We staged it over the weekend and I met with an Oncologist yesterday to get the low-down. He’s Stage IIIa with no apparent organ, blood or urine signs of disease. All lymph for now. But, lymphoma is 100% fatal and moves very quickly.
If we do nothing, he dies in 4-6 weeks, despite showing no sign of disease as of today, outside of the lymph nodes.
We’ve taken another aspirate from the nodes to look into the flow cytometry of the cancer. T-cell has a worse prognosis. If it’s B-Cell, it’s highly treatable with low-does Chemo on the CHOP protocol. The Oncologist has given him an 80-90% chance of achieving temporary remission, given the variables. The average remission time is ~12 months, but some dogs make it less and some more.
BUT, the CHOP protocol requires weekly injections of some nasty chemicals for at least 8 weeks, and every other week after that for about 6 months. I’m waiting on the specifics from the Onco now. I’ve been assured by the vet that the dosage is very low as they aren’t trying to cure it like humans and that dogs rarely have side effects and live very well for that “year”.
However, he will still meet the same end. And he’s 11… no spring chicken. He’s also had a good life and hates visiting clinics.
The cost for chemo will run quite high through some specialists here in New York called Blue Pearl. ~$10k for treatment and luckily I splurged for pet insurance when we signed up for our own insurance in the US, in 2014. So out of pocket, we’re looking somewhere between $1500 and $3000 for treatment. No small feat, but very doable if we put our minds to it.
Sadly, we’ve dealt with more than our fair share of cancer in our family, so we’re all very jaded on the chemo prospect and the prognosis in general. Cancer is so very cruel and I’m heartbroken for my little guy.
Is chemo too harsh for our elder Pearson and too much stress/effort for our little family to endure, so far from home? Will I look back years down the road and regret not taking advantage of the tools at my feet for Pearson to live and enjoy life a little longer?
I don’t know what to do and my stomach is in knots. We’ve got a bunch of travel for work and vacation coming up and I feel like I’m stuck in a whirlwind of decisions I have to and cannot make.
The vet recommended we start the CHOP yesterday just in case we decide to proceed with chemo… to get the jump on the cancer before it invades his organs. So he’s had one injection so far – a little slow this morning, but he seems to be no worse for the wear.
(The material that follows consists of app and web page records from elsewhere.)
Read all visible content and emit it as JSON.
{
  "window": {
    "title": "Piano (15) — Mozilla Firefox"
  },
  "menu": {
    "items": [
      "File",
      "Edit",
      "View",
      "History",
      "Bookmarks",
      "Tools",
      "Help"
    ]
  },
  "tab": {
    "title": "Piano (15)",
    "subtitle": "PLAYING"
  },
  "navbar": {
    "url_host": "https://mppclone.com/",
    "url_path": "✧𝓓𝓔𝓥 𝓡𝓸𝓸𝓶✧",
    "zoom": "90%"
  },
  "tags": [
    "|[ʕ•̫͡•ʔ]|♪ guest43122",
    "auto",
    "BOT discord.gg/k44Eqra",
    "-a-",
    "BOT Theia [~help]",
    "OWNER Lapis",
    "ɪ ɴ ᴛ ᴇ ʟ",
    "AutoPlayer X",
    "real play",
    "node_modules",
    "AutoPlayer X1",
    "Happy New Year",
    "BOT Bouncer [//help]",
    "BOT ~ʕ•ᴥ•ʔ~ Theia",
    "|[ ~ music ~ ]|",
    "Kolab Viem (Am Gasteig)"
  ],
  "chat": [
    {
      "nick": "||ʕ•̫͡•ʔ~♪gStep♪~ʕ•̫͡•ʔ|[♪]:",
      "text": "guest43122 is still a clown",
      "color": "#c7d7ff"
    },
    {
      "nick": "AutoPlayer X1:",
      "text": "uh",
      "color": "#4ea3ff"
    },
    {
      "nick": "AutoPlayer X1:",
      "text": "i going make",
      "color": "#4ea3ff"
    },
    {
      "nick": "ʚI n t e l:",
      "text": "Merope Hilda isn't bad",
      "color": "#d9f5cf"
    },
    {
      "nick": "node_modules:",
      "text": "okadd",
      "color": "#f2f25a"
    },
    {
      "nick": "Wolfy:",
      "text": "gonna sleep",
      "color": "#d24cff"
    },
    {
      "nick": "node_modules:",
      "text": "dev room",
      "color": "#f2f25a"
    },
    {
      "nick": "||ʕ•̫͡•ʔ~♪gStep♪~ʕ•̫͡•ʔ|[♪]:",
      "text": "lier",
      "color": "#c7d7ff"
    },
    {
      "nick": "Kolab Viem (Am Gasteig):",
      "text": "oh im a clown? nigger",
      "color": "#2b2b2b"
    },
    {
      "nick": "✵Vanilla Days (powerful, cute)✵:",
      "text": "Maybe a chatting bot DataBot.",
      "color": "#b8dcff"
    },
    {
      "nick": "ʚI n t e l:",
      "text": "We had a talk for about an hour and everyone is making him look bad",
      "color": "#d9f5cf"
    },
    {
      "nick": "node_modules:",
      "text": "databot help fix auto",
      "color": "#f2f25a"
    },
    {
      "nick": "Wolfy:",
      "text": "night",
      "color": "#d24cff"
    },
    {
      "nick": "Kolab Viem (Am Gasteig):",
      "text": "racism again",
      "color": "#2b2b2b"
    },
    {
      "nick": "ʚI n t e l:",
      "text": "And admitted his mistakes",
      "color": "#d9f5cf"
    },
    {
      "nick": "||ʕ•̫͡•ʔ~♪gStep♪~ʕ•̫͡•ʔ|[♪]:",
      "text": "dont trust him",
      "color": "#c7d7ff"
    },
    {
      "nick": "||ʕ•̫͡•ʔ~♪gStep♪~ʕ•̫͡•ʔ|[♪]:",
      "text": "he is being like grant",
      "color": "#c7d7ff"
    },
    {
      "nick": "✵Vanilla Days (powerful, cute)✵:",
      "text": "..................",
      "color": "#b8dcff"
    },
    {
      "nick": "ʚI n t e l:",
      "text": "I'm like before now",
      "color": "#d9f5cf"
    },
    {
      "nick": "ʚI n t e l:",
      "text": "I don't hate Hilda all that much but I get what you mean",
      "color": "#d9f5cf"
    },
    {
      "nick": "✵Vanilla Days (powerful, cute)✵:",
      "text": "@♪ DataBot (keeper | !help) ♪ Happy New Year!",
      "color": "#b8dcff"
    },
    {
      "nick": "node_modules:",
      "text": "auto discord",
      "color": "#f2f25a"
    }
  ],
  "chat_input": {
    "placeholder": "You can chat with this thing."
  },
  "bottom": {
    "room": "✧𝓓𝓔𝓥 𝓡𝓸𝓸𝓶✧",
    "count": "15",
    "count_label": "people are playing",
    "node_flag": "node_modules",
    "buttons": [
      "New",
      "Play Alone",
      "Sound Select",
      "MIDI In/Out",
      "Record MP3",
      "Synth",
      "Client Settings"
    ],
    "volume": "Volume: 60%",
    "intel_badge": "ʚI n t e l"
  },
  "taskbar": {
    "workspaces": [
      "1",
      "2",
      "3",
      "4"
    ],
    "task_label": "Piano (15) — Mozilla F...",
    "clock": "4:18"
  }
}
A few lifetimes ago, we rescued a dog while living on a grape farm in Australia and ended up having to leave him behind. I made a vow that I’d do everything in my power to never abandon another dog.
*UPDATE: We have yet to hear back from the Oncologist on the phenotype Pearson is dealing with. Again, if its T-cell, it’s a lost cause and we will not pursue treatment. But we have tentatively decided to pursue chemo based on the list I’ll post below. Sara and I think long and hard about our decisions and really compliment each other well, with our differing opinions. As always, I think we’ve made the best decision at the time, given our resources and knowledge of what we’re facing. That’s all you can really ever hope for. I also wanted to reiterate, that my above post was not so much about the sadness of losing Pearson (which will be very sad, don’t get me wrong), but more about the feeling in your stomach when you have to make an important decision for a loved one (be it a person, dog or other pet) and the path is unclear. Will your decision cause more pain or less, is it the right call and how will it affect you and your family? Also, it’s tough weighing a decision against the general hopelessness that we all feel when dealing with cancer. Dogs aren’t humans and they don’t last very long, but we feel we at least owe Pearson a shot at dying an old man, on his own terms and after one hell of a summer. Life has taught us that you have play the hand you’re dealt, as best you can. We’ll make it memorable for all of us.
**Update: Confirmed B Phenotype. We proceed with chemo on Thursday the 14th at 9am.